Most Israeli teens opt not to work

Majority of teens don't hold jobs or receive allowance.

311_Israeli teens (photo credit: Ariel Jerozolimski)
311_Israeli teens
(photo credit: Ariel Jerozolimski)
More than half of Israel’s teenagers do not hold down part-time jobs in order to earn their own income and the majority do not receive pocket money from their parents either, a first-of-its kind study published Monday has revealed.
Commissioned by the First International Bank of Israel’s Turning Point project, which aims to teach youth from low income backgrounds how to manage their money and break out of the poverty cycle in their future, and carried out by the Geocartographia Institute, the survey questioned some 400 teenagers aged 12-18 of all backgrounds on their financial status.
The study’s main findings showed that only 33 percent of teens under 18 receive pocket money and that number decreased with age; in addition, the study showed that only 39% had some type of employment, with older teens tending to work more than those under 16.
“The goal was to investigate what the trends are currently among teenagers,” Sharon Schaefer, Director of Turning Point, which is funded and run in conjunction with Matan Matan, a non-profit organization that connects community and business, and the American Jewish-Joint Distribution Committee’s (JDC) Ashalim, which specializes in the treatment of at-risk youth.
“If we know what they are doing then we can work out how to help them with their finances and give them training for the future,” added Schafer.
Turning Point, which has been in operations for four years only, currently runs nine different types of programs, including the Israel branch of NFTE, the Network for Teaching Entrepreneurship, and other projects such as special training camps that aim to develop creativity and management skills in business.
“Our programs help underprivileged teens get back on track and create for themselves a normal life,” pointed out Schafer, adding that helping them to succeed with their initial foray into the world of work was the key to improving their lives in the future.
If teens are working and earning their own incomes, she said, “then they are learning how to be independent and our work has already shown that they are more likely to succeed in their studies and in other areas of life.”
Turning Point recently obtained funding for two additional years.
“It is much more than the money,” stated Schafer. “Working is also a great way for them to become involved in another framework outside of school and encourages them to be independent, instead of just sitting opposite a TV or a computer every day.”

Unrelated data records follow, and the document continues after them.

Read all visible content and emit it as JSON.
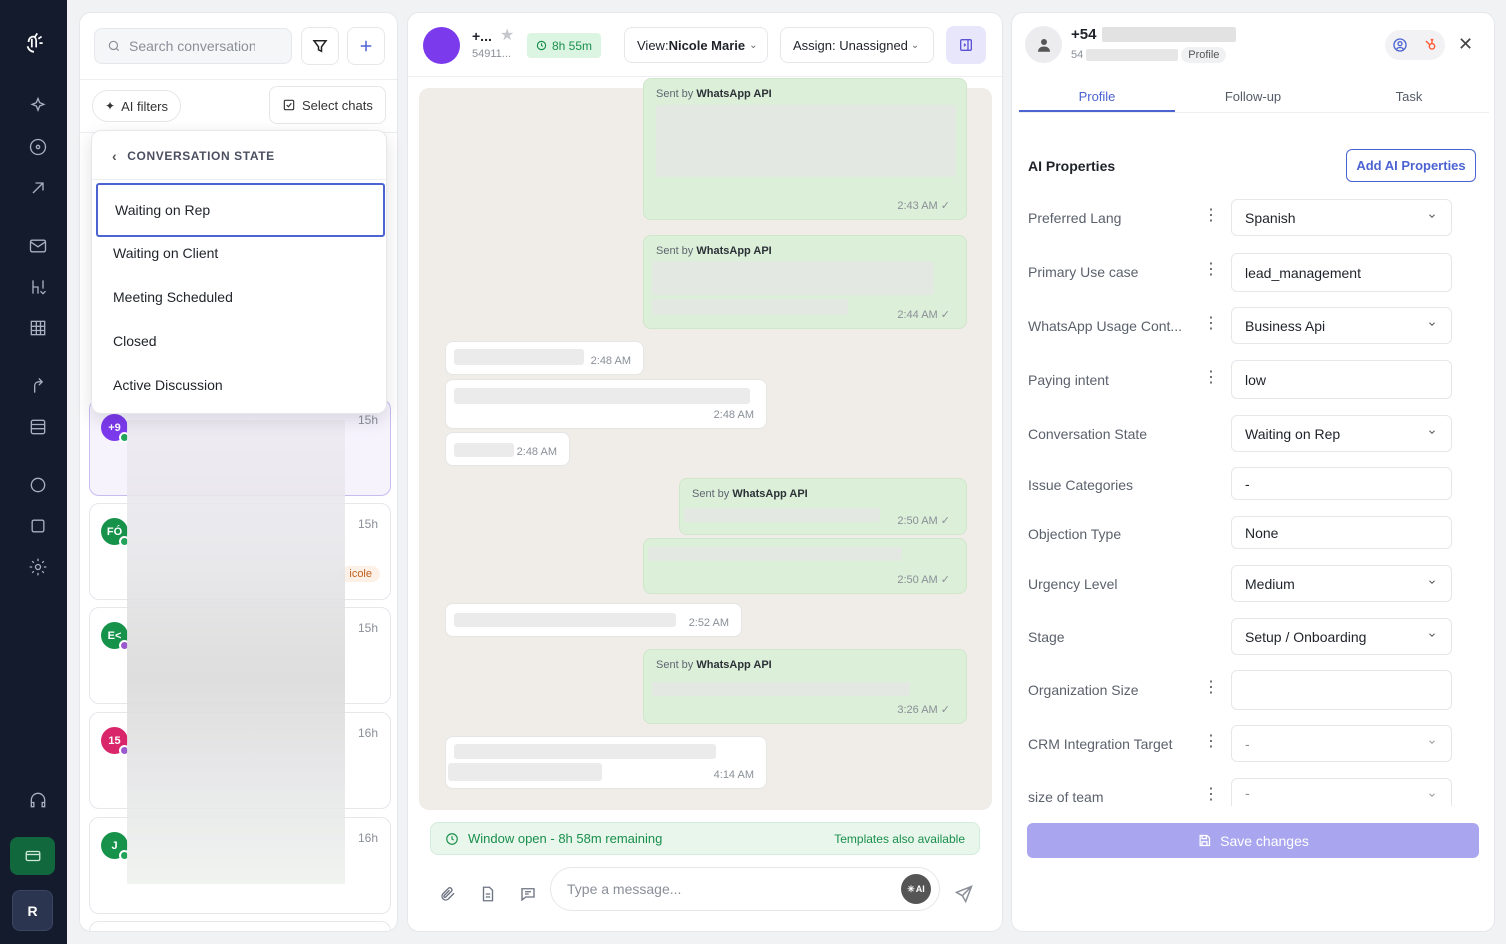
{
  "nav": {
    "user_initial": "R"
  },
  "left": {
    "search_placeholder": "Search conversations",
    "ai_filters": "AI filters",
    "select_chats": "Select chats",
    "dropdown": {
      "title": "CONVERSATION STATE",
      "items": [
        "Waiting on Rep",
        "Waiting on Client",
        "Meeting Scheduled",
        "Closed",
        "Active Discussion"
      ],
      "selected": "Waiting on Rep"
    },
    "cards": [
      {
        "initials": "+9",
        "time": "15h",
        "color": "#7c3aed",
        "dot": "#22a35a"
      },
      {
        "initials": "FÓ",
        "time": "15h",
        "color": "#17924b",
        "dot": "#22a35a",
        "tag": "icole"
      },
      {
        "initials": "E<",
        "time": "15h",
        "color": "#17924b",
        "dot": "#9b59d0"
      },
      {
        "initials": "15",
        "time": "16h",
        "color": "#d9266a",
        "dot": "#9b59d0"
      },
      {
        "initials": "J",
        "time": "16h",
        "color": "#17924b",
        "dot": "#22a35a"
      }
    ]
  },
  "center": {
    "contact_name": "+...",
    "contact_sub": "54911...",
    "timer": "8h 55m",
    "view_label": "View:",
    "view_value": "Nicole Marie",
    "assign_label": "Assign: Unassigned",
    "sender_prefix": "Sent by",
    "sender_name": "WhatsApp API",
    "messages": [
      {
        "time": "2:43 AM"
      },
      {
        "time": "2:44 AM"
      },
      {
        "time": "2:48 AM"
      },
      {
        "time": "2:48 AM"
      },
      {
        "time": "2:48 AM"
      },
      {
        "time": "2:50 AM"
      },
      {
        "time": "2:50 AM"
      },
      {
        "time": "2:52 AM"
      },
      {
        "time": "3:26 AM"
      },
      {
        "time": "4:14 AM"
      }
    ],
    "window_status": "Window open - 8h 58m remaining",
    "templates_note": "Templates also available",
    "composer_placeholder": "Type a message...",
    "ai_badge": "AI"
  },
  "right": {
    "phone": "+54",
    "sub": "54",
    "profile_badge": "Profile",
    "tabs": [
      "Profile",
      "Follow-up",
      "Task"
    ],
    "section_title": "AI Properties",
    "add_button": "Add AI Properties",
    "properties": [
      {
        "label": "Preferred Lang",
        "value": "Spanish",
        "type": "select",
        "kebab": true
      },
      {
        "label": "Primary Use case",
        "value": "lead_management",
        "type": "text",
        "kebab": true
      },
      {
        "label": "WhatsApp Usage Cont...",
        "value": "Business Api",
        "type": "select",
        "kebab": true
      },
      {
        "label": "Paying intent",
        "value": "low",
        "type": "text",
        "kebab": true
      },
      {
        "label": "Conversation State",
        "value": "Waiting on Rep",
        "type": "select",
        "kebab": false
      },
      {
        "label": "Issue Categories",
        "value": "-",
        "type": "text",
        "kebab": false
      },
      {
        "label": "Objection Type",
        "value": "None",
        "type": "text",
        "kebab": false
      },
      {
        "label": "Urgency Level",
        "value": "Medium",
        "type": "select",
        "kebab": false
      },
      {
        "label": "Stage",
        "value": "Setup / Onboarding",
        "type": "select",
        "kebab": false
      },
      {
        "label": "Organization Size",
        "value": "",
        "type": "text",
        "kebab": true
      },
      {
        "label": "CRM Integration Target",
        "value": "-",
        "type": "select",
        "kebab": true
      },
      {
        "label": "size of team",
        "value": "-",
        "type": "select",
        "kebab": true
      }
    ],
    "save_button": "Save changes"
  },
  "colors": {
    "accent": "#4c63d2",
    "green": "#1a8f4c",
    "save": "#a9a6ef"
  }
}
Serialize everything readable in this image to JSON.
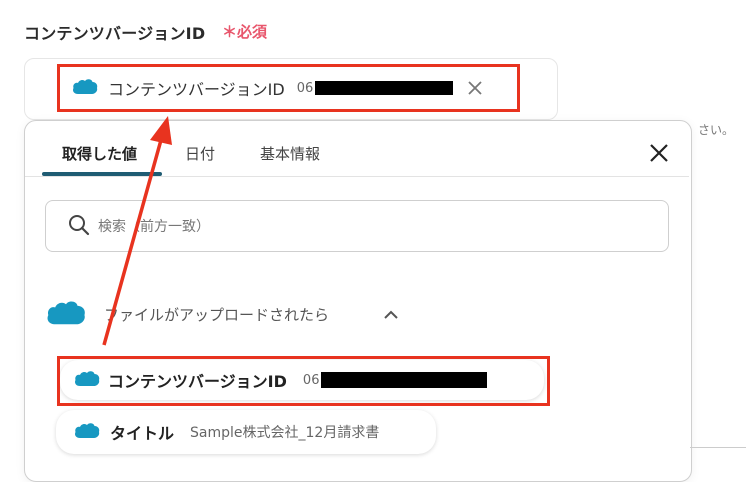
{
  "field": {
    "label": "コンテンツバージョンID",
    "required_mark": "＊必須",
    "hint_tail": "さい。",
    "selected_chip": {
      "label": "コンテンツバージョンID",
      "value_visible": "06"
    },
    "clear_icon": "close-icon"
  },
  "panel": {
    "tabs": [
      {
        "label": "取得した値",
        "active": true
      },
      {
        "label": "日付",
        "active": false
      },
      {
        "label": "基本情報",
        "active": false
      }
    ],
    "close_icon": "close-icon",
    "search": {
      "placeholder": "検索（前方一致）",
      "icon": "search-icon"
    },
    "group": {
      "title": "ファイルがアップロードされたら",
      "toggle_icon": "chevron-up-icon",
      "icon": "salesforce-cloud-icon"
    },
    "items": [
      {
        "label": "コンテンツバージョンID",
        "value_visible": "06"
      },
      {
        "label": "タイトル",
        "value": "Sample株式会社_12月請求書"
      }
    ]
  },
  "colors": {
    "salesforce_blue": "#1798c1",
    "highlight_red": "#e8331f",
    "required_pink": "#e8566c",
    "tab_underline": "#1f5c73"
  }
}
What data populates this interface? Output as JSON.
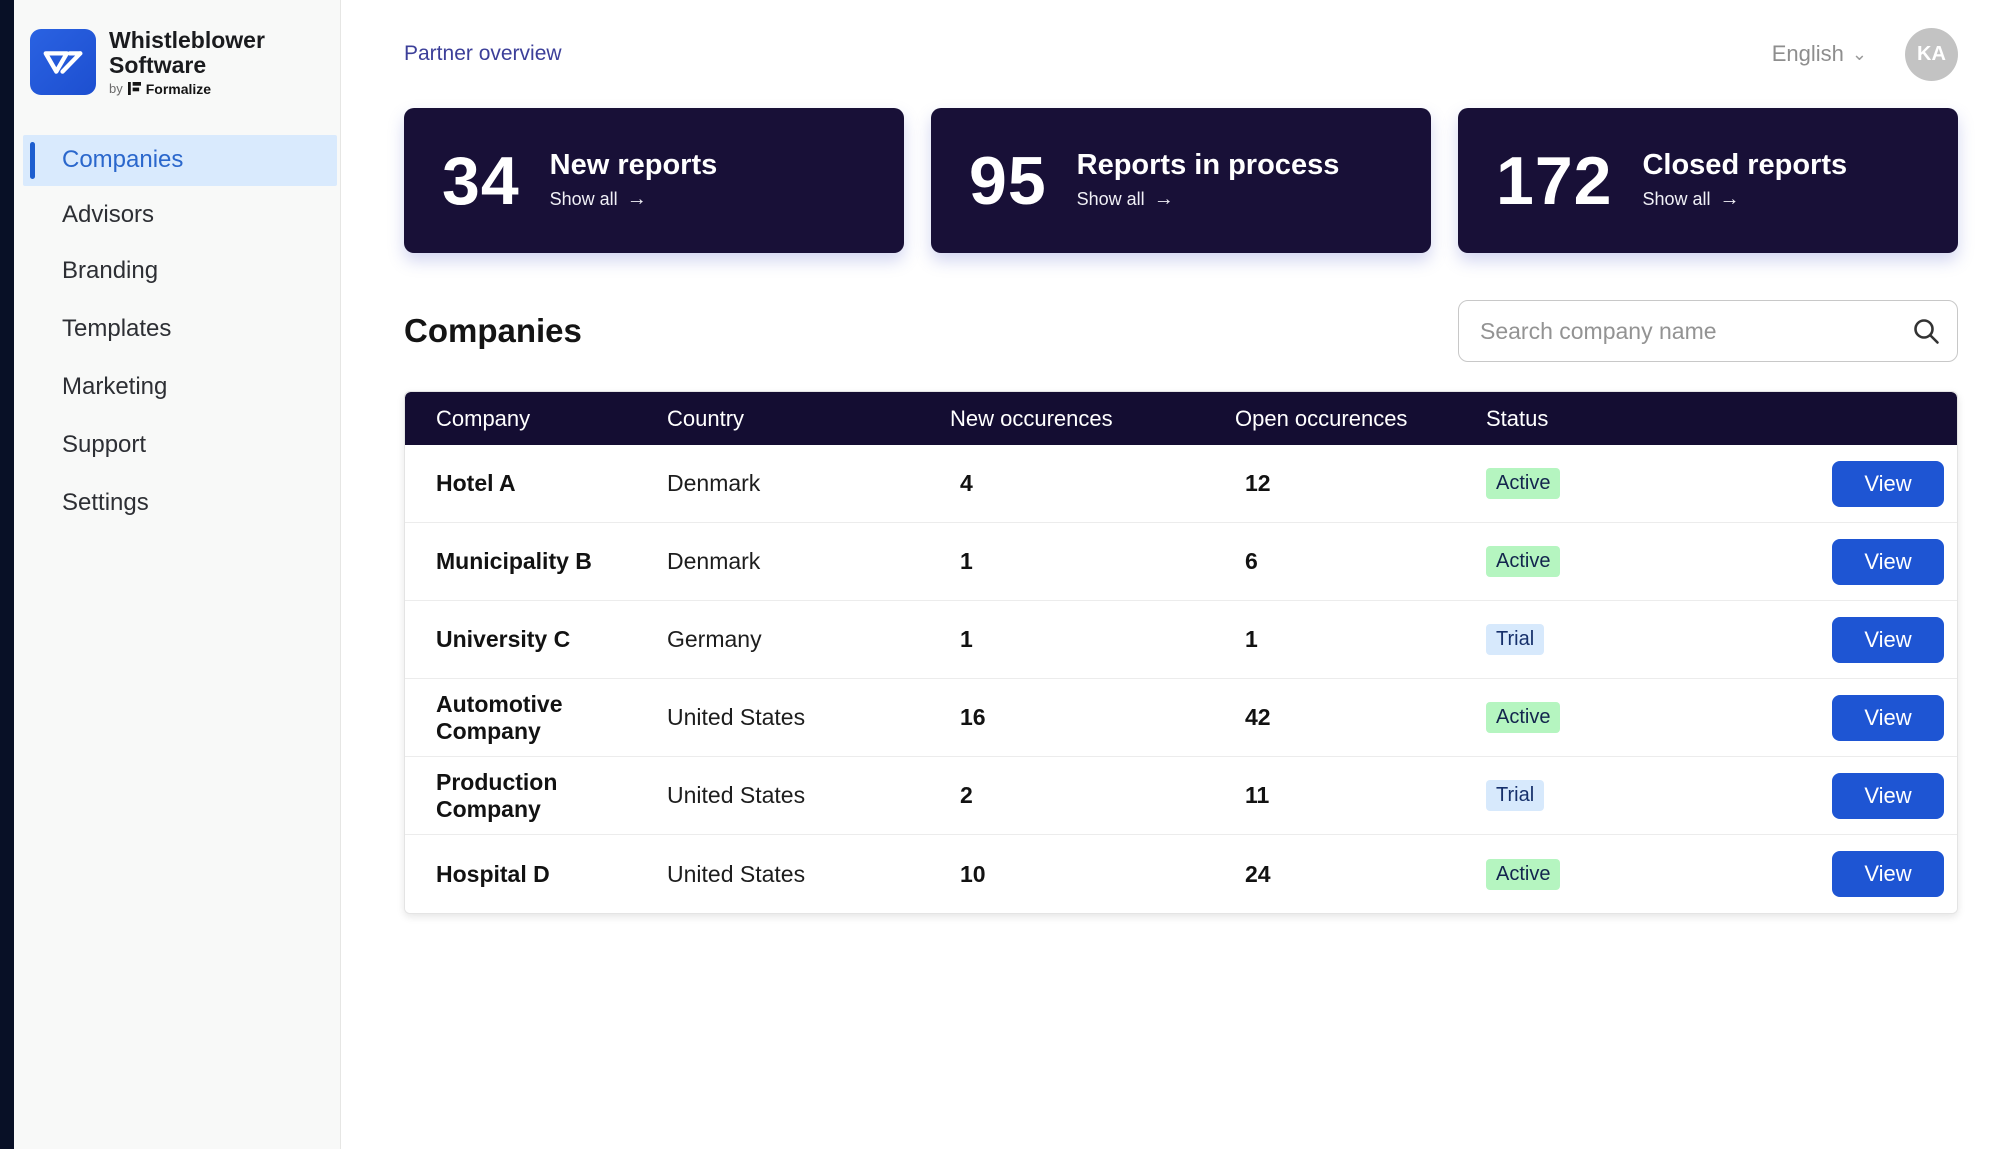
{
  "brand": {
    "name_line1": "Whistleblower",
    "name_line2": "Software",
    "by_label": "by",
    "by_brand": "Formalize"
  },
  "header": {
    "breadcrumb": "Partner overview",
    "language": "English",
    "avatar_initials": "KA"
  },
  "icons": {
    "chevron_down": "⌄",
    "arrow_right": "→"
  },
  "sidebar": {
    "items": [
      {
        "label": "Companies",
        "state": "active"
      },
      {
        "label": "Advisors",
        "state": ""
      },
      {
        "label": "Branding",
        "state": ""
      },
      {
        "label": "Templates",
        "state": ""
      },
      {
        "label": "Marketing",
        "state": ""
      },
      {
        "label": "Support",
        "state": ""
      },
      {
        "label": "Settings",
        "state": ""
      }
    ]
  },
  "stat_cards": [
    {
      "value": "34",
      "label": "New reports",
      "link": "Show all"
    },
    {
      "value": "95",
      "label": "Reports in process",
      "link": "Show all"
    },
    {
      "value": "172",
      "label": "Closed reports",
      "link": "Show all"
    }
  ],
  "companies_section": {
    "title": "Companies",
    "search_placeholder": "Search company name"
  },
  "table": {
    "columns": [
      "Company",
      "Country",
      "New occurences",
      "Open occurences",
      "Status"
    ],
    "rows": [
      {
        "company": "Hotel A",
        "country": "Denmark",
        "new_occurences": "4",
        "open_occurences": "12",
        "status": "Active",
        "action": "View"
      },
      {
        "company": "Municipality B",
        "country": "Denmark",
        "new_occurences": "1",
        "open_occurences": "6",
        "status": "Active",
        "action": "View"
      },
      {
        "company": "University C",
        "country": "Germany",
        "new_occurences": "1",
        "open_occurences": "1",
        "status": "Trial",
        "action": "View"
      },
      {
        "company": "Automotive Company",
        "country": "United States",
        "new_occurences": "16",
        "open_occurences": "42",
        "status": "Active",
        "action": "View"
      },
      {
        "company": "Production Company",
        "country": "United States",
        "new_occurences": "2",
        "open_occurences": "11",
        "status": "Trial",
        "action": "View"
      },
      {
        "company": "Hospital D",
        "country": "United States",
        "new_occurences": "10",
        "open_occurences": "24",
        "status": "Active",
        "action": "View"
      }
    ]
  },
  "colors": {
    "dark_navy": "#140d32",
    "card_navy": "#181037",
    "accent_blue": "#1e55d3",
    "sidebar_active_bg": "#d9eafd",
    "sidebar_active_text": "#2a67cc",
    "status_active_bg": "#b5f5c0",
    "status_trial_bg": "#d7e9fc",
    "avatar_gray": "#c3c3c3"
  }
}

The study examined what fields Israeli teens were most likely to find work. The majority, 27% and mostly girls, said they earned money by babysitting; 12% worked in restaurants and cafes as waiters; 7% as salespeople in stores or food chains; 6% in computers or web design and 5% made an income by giving private lessons.
Girls are more likely to find work than boys, the survey results showed.